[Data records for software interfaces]
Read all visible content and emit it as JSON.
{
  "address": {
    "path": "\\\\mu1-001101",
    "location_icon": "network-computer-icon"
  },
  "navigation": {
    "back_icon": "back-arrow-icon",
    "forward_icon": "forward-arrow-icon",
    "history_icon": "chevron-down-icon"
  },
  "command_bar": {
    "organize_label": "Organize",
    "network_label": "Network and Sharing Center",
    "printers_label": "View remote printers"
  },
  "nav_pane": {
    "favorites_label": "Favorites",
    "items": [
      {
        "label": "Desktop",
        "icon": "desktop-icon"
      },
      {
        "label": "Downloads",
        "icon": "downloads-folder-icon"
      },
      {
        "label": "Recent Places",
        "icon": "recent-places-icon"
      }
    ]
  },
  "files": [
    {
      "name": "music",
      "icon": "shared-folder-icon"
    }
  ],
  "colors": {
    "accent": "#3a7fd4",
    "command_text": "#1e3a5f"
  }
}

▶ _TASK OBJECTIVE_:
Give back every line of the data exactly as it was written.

▶ _OUTPUT OF THE EXERCISE_:
Read all visible content and emit it as JSON.
{
  "address": {
    "path": "\\\\mu1-001101",
    "location_icon": "network-computer-icon"
  },
  "navigation": {
    "back_icon": "back-arrow-icon",
    "forward_icon": "forward-arrow-icon",
    "history_icon": "chevron-down-icon"
  },
  "command_bar": {
    "organize_label": "Organize",
    "network_label": "Network and Sharing Center",
    "printers_label": "View remote printers"
  },
  "nav_pane": {
    "favorites_label": "Favorites",
    "items": [
      {
        "label": "Desktop",
        "icon": "desktop-icon"
      },
      {
        "label": "Downloads",
        "icon": "downloads-folder-icon"
      },
      {
        "label": "Recent Places",
        "icon": "recent-places-icon"
      }
    ]
  },
  "files": [
    {
      "name": "music",
      "icon": "shared-folder-icon"
    }
  ],
  "colors": {
    "accent": "#3a7fd4",
    "command_text": "#1e3a5f"
  }
}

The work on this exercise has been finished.